[WHAT THIS TASK INVOLVES] All of the data below should be written out again exactly.

[Collected data]
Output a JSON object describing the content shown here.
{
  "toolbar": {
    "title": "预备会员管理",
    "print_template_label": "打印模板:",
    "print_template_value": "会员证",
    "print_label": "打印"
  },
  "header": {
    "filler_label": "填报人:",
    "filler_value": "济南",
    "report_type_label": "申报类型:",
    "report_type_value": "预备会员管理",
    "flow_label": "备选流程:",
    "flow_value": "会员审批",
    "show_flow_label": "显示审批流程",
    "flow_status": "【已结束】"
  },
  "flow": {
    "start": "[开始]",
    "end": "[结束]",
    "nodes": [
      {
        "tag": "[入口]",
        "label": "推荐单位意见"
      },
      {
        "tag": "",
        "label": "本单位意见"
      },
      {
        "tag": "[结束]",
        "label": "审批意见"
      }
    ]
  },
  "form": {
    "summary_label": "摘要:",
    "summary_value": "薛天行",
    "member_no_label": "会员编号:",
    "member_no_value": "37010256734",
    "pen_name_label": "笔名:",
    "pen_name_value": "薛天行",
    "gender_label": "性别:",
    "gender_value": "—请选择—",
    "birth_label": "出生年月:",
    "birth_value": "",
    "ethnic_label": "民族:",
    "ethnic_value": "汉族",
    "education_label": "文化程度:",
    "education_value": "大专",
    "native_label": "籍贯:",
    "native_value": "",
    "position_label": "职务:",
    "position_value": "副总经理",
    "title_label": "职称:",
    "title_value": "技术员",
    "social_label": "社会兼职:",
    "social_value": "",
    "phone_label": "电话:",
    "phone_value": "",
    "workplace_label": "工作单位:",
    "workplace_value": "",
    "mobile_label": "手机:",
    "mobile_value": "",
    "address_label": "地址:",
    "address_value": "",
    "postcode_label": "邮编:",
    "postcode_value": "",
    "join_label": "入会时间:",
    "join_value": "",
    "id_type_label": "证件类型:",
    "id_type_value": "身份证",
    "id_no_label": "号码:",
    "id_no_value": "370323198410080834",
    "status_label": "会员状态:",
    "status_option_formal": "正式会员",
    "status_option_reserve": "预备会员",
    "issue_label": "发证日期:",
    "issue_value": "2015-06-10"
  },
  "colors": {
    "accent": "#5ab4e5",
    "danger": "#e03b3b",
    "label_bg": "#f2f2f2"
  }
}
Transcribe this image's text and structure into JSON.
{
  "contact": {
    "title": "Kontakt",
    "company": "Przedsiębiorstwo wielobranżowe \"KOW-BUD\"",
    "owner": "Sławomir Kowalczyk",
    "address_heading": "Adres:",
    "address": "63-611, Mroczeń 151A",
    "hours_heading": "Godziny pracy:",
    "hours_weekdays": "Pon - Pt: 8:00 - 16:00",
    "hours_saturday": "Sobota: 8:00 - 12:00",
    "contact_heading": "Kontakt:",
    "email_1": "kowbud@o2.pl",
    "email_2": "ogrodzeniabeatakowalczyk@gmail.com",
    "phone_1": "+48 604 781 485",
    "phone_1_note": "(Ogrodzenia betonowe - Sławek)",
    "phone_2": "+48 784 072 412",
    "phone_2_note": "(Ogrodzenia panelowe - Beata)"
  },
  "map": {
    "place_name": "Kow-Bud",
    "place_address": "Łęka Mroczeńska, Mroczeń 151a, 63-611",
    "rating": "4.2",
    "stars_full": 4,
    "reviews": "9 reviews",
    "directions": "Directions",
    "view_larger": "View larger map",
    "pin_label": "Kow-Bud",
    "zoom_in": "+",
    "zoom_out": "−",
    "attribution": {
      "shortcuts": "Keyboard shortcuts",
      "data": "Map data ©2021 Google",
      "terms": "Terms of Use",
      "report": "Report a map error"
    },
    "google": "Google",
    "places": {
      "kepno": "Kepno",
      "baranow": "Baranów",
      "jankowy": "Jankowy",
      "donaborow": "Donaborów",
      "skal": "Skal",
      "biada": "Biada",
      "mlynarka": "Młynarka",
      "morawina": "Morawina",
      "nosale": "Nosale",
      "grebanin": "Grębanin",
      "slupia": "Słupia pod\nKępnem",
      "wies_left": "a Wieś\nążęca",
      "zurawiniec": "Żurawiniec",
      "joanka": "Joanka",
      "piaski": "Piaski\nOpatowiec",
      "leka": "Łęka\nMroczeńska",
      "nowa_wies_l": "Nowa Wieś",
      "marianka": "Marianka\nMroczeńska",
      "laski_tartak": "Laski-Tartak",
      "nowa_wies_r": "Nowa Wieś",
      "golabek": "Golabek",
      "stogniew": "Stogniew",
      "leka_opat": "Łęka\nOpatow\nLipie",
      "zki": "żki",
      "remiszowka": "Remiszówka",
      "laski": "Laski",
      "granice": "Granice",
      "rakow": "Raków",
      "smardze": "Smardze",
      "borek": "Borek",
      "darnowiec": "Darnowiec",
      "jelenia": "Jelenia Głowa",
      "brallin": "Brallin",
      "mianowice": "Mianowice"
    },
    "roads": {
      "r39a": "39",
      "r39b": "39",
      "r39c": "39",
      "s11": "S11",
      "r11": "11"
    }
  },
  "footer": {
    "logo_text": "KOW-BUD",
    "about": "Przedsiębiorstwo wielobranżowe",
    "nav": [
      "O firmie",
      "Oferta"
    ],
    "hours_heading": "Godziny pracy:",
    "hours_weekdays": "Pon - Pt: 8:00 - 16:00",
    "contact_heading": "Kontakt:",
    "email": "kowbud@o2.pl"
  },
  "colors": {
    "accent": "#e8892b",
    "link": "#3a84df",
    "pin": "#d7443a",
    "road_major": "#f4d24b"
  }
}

[ANSWER TO THE EXERCISE]
Output a JSON object describing the content shown here.
{
  "toolbar": {
    "title": "预备会员管理",
    "print_template_label": "打印模板:",
    "print_template_value": "会员证",
    "print_label": "打印"
  },
  "header": {
    "filler_label": "填报人:",
    "filler_value": "济南",
    "report_type_label": "申报类型:",
    "report_type_value": "预备会员管理",
    "flow_label": "备选流程:",
    "flow_value": "会员审批",
    "show_flow_label": "显示审批流程",
    "flow_status": "【已结束】"
  },
  "flow": {
    "start": "[开始]",
    "end": "[结束]",
    "nodes": [
      {
        "tag": "[入口]",
        "label": "推荐单位意见"
      },
      {
        "tag": "",
        "label": "本单位意见"
      },
      {
        "tag": "[结束]",
        "label": "审批意见"
      }
    ]
  },
  "form": {
    "summary_label": "摘要:",
    "summary_value": "薛天行",
    "member_no_label": "会员编号:",
    "member_no_value": "37010256734",
    "pen_name_label": "笔名:",
    "pen_name_value": "薛天行",
    "gender_label": "性别:",
    "gender_value": "—请选择—",
    "birth_label": "出生年月:",
    "birth_value": "",
    "ethnic_label": "民族:",
    "ethnic_value": "汉族",
    "education_label": "文化程度:",
    "education_value": "大专",
    "native_label": "籍贯:",
    "native_value": "",
    "position_label": "职务:",
    "position_value": "副总经理",
    "title_label": "职称:",
    "title_value": "技术员",
    "social_label": "社会兼职:",
    "social_value": "",
    "phone_label": "电话:",
    "phone_value": "",
    "workplace_label": "工作单位:",
    "workplace_value": "",
    "mobile_label": "手机:",
    "mobile_value": "",
    "address_label": "地址:",
    "address_value": "",
    "postcode_label": "邮编:",
    "postcode_value": "",
    "join_label": "入会时间:",
    "join_value": "",
    "id_type_label": "证件类型:",
    "id_type_value": "身份证",
    "id_no_label": "号码:",
    "id_no_value": "370323198410080834",
    "status_label": "会员状态:",
    "status_option_formal": "正式会员",
    "status_option_reserve": "预备会员",
    "issue_label": "发证日期:",
    "issue_value": "2015-06-10"
  },
  "colors": {
    "accent": "#5ab4e5",
    "danger": "#e03b3b",
    "label_bg": "#f2f2f2"
  }
}
Transcribe this image's text and structure into JSON.
{
  "contact": {
    "title": "Kontakt",
    "company": "Przedsiębiorstwo wielobranżowe \"KOW-BUD\"",
    "owner": "Sławomir Kowalczyk",
    "address_heading": "Adres:",
    "address": "63-611, Mroczeń 151A",
    "hours_heading": "Godziny pracy:",
    "hours_weekdays": "Pon - Pt: 8:00 - 16:00",
    "hours_saturday": "Sobota: 8:00 - 12:00",
    "contact_heading": "Kontakt:",
    "email_1": "kowbud@o2.pl",
    "email_2": "ogrodzeniabeatakowalczyk@gmail.com",
    "phone_1": "+48 604 781 485",
    "phone_1_note": "(Ogrodzenia betonowe - Sławek)",
    "phone_2": "+48 784 072 412",
    "phone_2_note": "(Ogrodzenia panelowe - Beata)"
  },
  "map": {
    "place_name": "Kow-Bud",
    "place_address": "Łęka Mroczeńska, Mroczeń 151a, 63-611",
    "rating": "4.2",
    "stars_full": 4,
    "reviews": "9 reviews",
    "directions": "Directions",
    "view_larger": "View larger map",
    "pin_label": "Kow-Bud",
    "zoom_in": "+",
    "zoom_out": "−",
    "attribution": {
      "shortcuts": "Keyboard shortcuts",
      "data": "Map data ©2021 Google",
      "terms": "Terms of Use",
      "report": "Report a map error"
    },
    "google": "Google",
    "places": {
      "kepno": "Kepno",
      "baranow": "Baranów",
      "jankowy": "Jankowy",
      "donaborow": "Donaborów",
      "skal": "Skal",
      "biada": "Biada",
      "mlynarka": "Młynarka",
      "morawina": "Morawina",
      "nosale": "Nosale",
      "grebanin": "Grębanin",
      "slupia": "Słupia pod\nKępnem",
      "wies_left": "a Wieś\nążęca",
      "zurawiniec": "Żurawiniec",
      "joanka": "Joanka",
      "piaski": "Piaski\nOpatowiec",
      "leka": "Łęka\nMroczeńska",
      "nowa_wies_l": "Nowa Wieś",
      "marianka": "Marianka\nMroczeńska",
      "laski_tartak": "Laski-Tartak",
      "nowa_wies_r": "Nowa Wieś",
      "golabek": "Golabek",
      "stogniew": "Stogniew",
      "leka_opat": "Łęka\nOpatow\nLipie",
      "zki": "żki",
      "remiszowka": "Remiszówka",
      "laski": "Laski",
      "granice": "Granice",
      "rakow": "Raków",
      "smardze": "Smardze",
      "borek": "Borek",
      "darnowiec": "Darnowiec",
      "jelenia": "Jelenia Głowa",
      "brallin": "Brallin",
      "mianowice": "Mianowice"
    },
    "roads": {
      "r39a": "39",
      "r39b": "39",
      "r39c": "39",
      "s11": "S11",
      "r11": "11"
    }
  },
  "footer": {
    "logo_text": "KOW-BUD",
    "about": "Przedsiębiorstwo wielobranżowe",
    "nav": [
      "O firmie",
      "Oferta"
    ],
    "hours_heading": "Godziny pracy:",
    "hours_weekdays": "Pon - Pt: 8:00 - 16:00",
    "contact_heading": "Kontakt:",
    "email": "kowbud@o2.pl"
  },
  "colors": {
    "accent": "#e8892b",
    "link": "#3a84df",
    "pin": "#d7443a",
    "road_major": "#f4d24b"
  }
}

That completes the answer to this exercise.